— Problem description —
Images excluded, return every record exactly as it reads.

▶

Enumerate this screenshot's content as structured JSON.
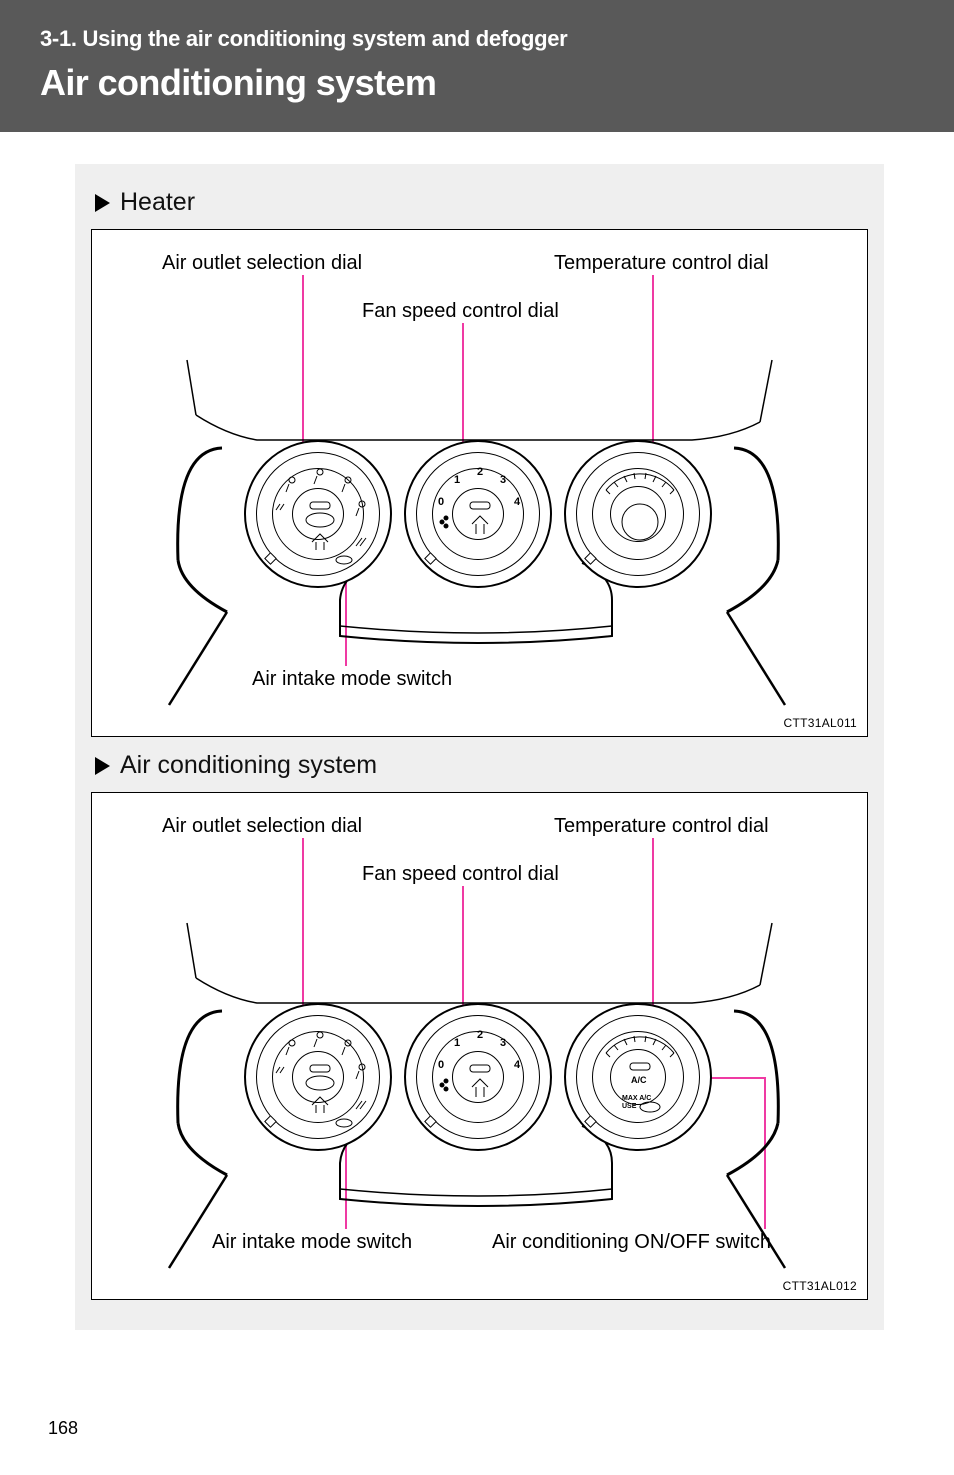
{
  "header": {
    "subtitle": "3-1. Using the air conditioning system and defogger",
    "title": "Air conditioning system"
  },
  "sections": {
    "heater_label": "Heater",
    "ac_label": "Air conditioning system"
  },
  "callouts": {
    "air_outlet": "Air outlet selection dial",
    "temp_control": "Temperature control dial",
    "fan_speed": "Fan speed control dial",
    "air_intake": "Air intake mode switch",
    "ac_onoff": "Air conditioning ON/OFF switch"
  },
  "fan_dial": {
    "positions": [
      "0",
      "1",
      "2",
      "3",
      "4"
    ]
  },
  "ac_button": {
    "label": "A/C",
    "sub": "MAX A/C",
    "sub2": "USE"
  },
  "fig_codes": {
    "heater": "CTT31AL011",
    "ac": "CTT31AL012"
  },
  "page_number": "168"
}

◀

— Completed exercise —
Enumerate this screenshot's content as structured JSON.
{
  "header": {
    "subtitle": "3-1. Using the air conditioning system and defogger",
    "title": "Air conditioning system"
  },
  "sections": {
    "heater_label": "Heater",
    "ac_label": "Air conditioning system"
  },
  "callouts": {
    "air_outlet": "Air outlet selection dial",
    "temp_control": "Temperature control dial",
    "fan_speed": "Fan speed control dial",
    "air_intake": "Air intake mode switch",
    "ac_onoff": "Air conditioning ON/OFF switch"
  },
  "fan_dial": {
    "positions": [
      "0",
      "1",
      "2",
      "3",
      "4"
    ]
  },
  "ac_button": {
    "label": "A/C",
    "sub": "MAX A/C",
    "sub2": "USE"
  },
  "fig_codes": {
    "heater": "CTT31AL011",
    "ac": "CTT31AL012"
  },
  "page_number": "168"
}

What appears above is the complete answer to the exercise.